Olympic Day: Westfield Matildas living the Olympic dream

In celebration of Olympic Day, we look back on the Westfield Matildas’ previous involvement at the Olympic Games.


As host nation for the 2000 Sydney Olympic Games, the Westfield Matildas’ instantly qualified for their first appearance in the women’s football tournament.

In their first ever Olympic match, the Westfield Matildas’ went down 3-0 to Germany who then went on to secure the bronze medal.

Sydney 2000
Sunni Hughes at the Sydney Olympics (Getty Images)

The second match against Sweden saw a more successful outing for the Australia, with defender Cheryl Salisbury securing the lead in the 57th minute. Sweden responded only a short time later through penalty to level the score, with neither side finding the winner goal.

In the Westfield Matildas’ final group match, the hosts took the lead through a stunning Sunni Hughes goal. In response, Brazil scored two goals in the second half running away with the victory, 2-1 but it a more than respectable first outing at the Olympics for Australia.


Four years later, the Westfield Matildas made further strides in performances and results at the 2004 Athens Olympic Games. 

Australia reached the quarter-final stage after taking down host nation Greece 1-0 following a goal from rising star at the time, Heather Garriock and drawing 1-1 with fierce competitors USA.

Reaching the quarter-final stage was the first of its kind for the Westfield Matildas’ in any major women’s international tournament.

Facing Sweden in the quarter-final, the Swedes cut short the Aussie dream of advancing further, taking victory 2-1.  Australia’s goal was scored by a young Lisa De Vanna - who would later become one of the Westfield Matildas’ star players.

Athens Olympics


After advancing through the qualifying campaign in Japan undefeated, the 2016 Rio Olympic Games marked the first time in 12 years that the Westfield Matildas would play on the Olympic stage.

After going down to Canada 2-0 in their first group  game, the Westfield Matildas bounced back with an electric performance against eventual gold medallists Germany.  Goals from Sam Kerr and Caitlin Foord saw them led 2-0 through the first half.  Just before the break, Germany pulled one back before equalising late in the match.

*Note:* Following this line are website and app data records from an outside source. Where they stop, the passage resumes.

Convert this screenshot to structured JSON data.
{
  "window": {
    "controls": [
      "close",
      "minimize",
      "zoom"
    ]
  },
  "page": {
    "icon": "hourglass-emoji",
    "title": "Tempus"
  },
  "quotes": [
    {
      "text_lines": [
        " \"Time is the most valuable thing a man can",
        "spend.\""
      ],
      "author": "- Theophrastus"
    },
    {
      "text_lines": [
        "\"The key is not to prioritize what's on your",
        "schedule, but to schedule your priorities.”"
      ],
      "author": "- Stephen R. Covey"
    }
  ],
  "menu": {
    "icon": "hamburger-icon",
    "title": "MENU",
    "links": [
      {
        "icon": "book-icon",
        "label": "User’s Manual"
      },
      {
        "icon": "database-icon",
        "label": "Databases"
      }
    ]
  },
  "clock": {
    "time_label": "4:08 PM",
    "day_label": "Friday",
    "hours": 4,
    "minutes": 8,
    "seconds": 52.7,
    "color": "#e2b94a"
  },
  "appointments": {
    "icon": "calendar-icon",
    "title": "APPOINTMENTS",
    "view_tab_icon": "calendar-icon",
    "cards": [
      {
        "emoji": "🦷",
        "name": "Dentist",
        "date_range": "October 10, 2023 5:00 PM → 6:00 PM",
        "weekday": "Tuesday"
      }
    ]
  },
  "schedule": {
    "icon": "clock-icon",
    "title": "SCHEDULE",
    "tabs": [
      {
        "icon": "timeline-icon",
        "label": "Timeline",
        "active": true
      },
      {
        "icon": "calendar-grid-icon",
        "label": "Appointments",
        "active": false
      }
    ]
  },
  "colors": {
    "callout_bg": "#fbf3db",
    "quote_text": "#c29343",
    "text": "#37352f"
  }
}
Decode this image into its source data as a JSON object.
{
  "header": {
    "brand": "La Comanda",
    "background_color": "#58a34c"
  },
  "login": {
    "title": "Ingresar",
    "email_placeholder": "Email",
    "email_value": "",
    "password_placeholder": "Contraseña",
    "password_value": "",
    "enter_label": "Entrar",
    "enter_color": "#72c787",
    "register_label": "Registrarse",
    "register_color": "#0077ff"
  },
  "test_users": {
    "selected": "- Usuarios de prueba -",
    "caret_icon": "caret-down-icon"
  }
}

Rio 2016
Caitlin Foord against Germany (Photo: Getty Images)

With a loss and draw to their name thus far, the Westfield Matildas’ went into their final group game against Zimbabwe knowing they needed the win - and win they did in absolute style.

Australia defeated Zimbabwe 6-1, with five individual goals scorers in substitute Michelle Heyman, as well as Lisa De Vanna, Alanna Kennedy, Clare Polkinghorne, Kyah Simon all contributing on the score board.

The victory win took the Westfield Matildas’ to the quarter finals for the second time where they faced host nation Brazil in front of 52,000 football fans at Estadio Mineirão in Belo Horizonte.

Rio 2016 - KK
Elise Kellond-Knight in action for Australia against Brazil (Photo: Getty Images)

In 120 minutes of goalless football, the match went to the penalty shootout to determine a winner. The host nation proving to be the stronger side just, winning 7-6 on penalties.  Brazilian goalkeeper Barbara saved against Alanna Kennedy to secure their spot in the semi-finals.

While Westfield Matildas didn’t secure the result they wanted, their play earned them the respect and affection of the Australian public that they continue to hold today. 


In early 2020, the AFC Women’s Olympic Qualifiers were unexpectedly moved onto home soil with the Westfield Matildas taking on Chinese Taipei, Thailand and China. 

After two wins and a draw, the Westfield Matildas advanced to take on Vietnam in a home and away series.  A big crowd at Newcastle saw Australia take a 5-0 first leg lead, before they sealed their berth with a 2-1 away win.  

The Tokyo Olympics will be Australia’s fourth appearance at the Women’s Football Tournament, and with each successive Olympics producing greater results, there will be much anticipation come 2021.   

For now, we can celebrate one of Australia’s most loved teams on Olympic Day.